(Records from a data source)
____

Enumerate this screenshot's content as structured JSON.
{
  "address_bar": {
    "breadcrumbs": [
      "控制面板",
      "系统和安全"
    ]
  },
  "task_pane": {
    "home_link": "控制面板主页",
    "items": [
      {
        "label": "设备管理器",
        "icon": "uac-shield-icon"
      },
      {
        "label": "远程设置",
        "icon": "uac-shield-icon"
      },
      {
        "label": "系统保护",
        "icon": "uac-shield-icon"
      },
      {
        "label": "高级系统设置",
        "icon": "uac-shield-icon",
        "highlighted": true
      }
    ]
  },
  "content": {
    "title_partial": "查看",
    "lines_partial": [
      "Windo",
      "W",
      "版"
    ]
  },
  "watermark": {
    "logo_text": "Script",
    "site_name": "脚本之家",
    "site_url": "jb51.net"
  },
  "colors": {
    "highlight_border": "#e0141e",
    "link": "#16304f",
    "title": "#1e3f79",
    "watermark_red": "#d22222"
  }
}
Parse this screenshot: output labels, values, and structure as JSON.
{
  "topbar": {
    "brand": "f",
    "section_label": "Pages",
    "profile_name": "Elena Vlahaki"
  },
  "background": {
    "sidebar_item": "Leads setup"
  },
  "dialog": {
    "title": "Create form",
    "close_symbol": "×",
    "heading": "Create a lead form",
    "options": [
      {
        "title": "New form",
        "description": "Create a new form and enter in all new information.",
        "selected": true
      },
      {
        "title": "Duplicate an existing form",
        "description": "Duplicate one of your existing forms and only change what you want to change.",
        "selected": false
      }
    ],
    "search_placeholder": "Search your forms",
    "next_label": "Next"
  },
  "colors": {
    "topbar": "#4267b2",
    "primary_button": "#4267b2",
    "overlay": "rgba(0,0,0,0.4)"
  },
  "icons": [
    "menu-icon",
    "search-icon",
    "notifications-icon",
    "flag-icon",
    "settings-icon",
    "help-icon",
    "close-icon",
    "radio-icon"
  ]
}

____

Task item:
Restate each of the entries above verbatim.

Task result:
Enumerate this screenshot's content as structured JSON.
{
  "address_bar": {
    "breadcrumbs": [
      "控制面板",
      "系统和安全"
    ]
  },
  "task_pane": {
    "home_link": "控制面板主页",
    "items": [
      {
        "label": "设备管理器",
        "icon": "uac-shield-icon"
      },
      {
        "label": "远程设置",
        "icon": "uac-shield-icon"
      },
      {
        "label": "系统保护",
        "icon": "uac-shield-icon"
      },
      {
        "label": "高级系统设置",
        "icon": "uac-shield-icon",
        "highlighted": true
      }
    ]
  },
  "content": {
    "title_partial": "查看",
    "lines_partial": [
      "Windo",
      "W",
      "版"
    ]
  },
  "watermark": {
    "logo_text": "Script",
    "site_name": "脚本之家",
    "site_url": "jb51.net"
  },
  "colors": {
    "highlight_border": "#e0141e",
    "link": "#16304f",
    "title": "#1e3f79",
    "watermark_red": "#d22222"
  }
}
Parse this screenshot: output labels, values, and structure as JSON.
{
  "topbar": {
    "brand": "f",
    "section_label": "Pages",
    "profile_name": "Elena Vlahaki"
  },
  "background": {
    "sidebar_item": "Leads setup"
  },
  "dialog": {
    "title": "Create form",
    "close_symbol": "×",
    "heading": "Create a lead form",
    "options": [
      {
        "title": "New form",
        "description": "Create a new form and enter in all new information.",
        "selected": true
      },
      {
        "title": "Duplicate an existing form",
        "description": "Duplicate one of your existing forms and only change what you want to change.",
        "selected": false
      }
    ],
    "search_placeholder": "Search your forms",
    "next_label": "Next"
  },
  "colors": {
    "topbar": "#4267b2",
    "primary_button": "#4267b2",
    "overlay": "rgba(0,0,0,0.4)"
  },
  "icons": [
    "menu-icon",
    "search-icon",
    "notifications-icon",
    "flag-icon",
    "settings-icon",
    "help-icon",
    "close-icon",
    "radio-icon"
  ]
}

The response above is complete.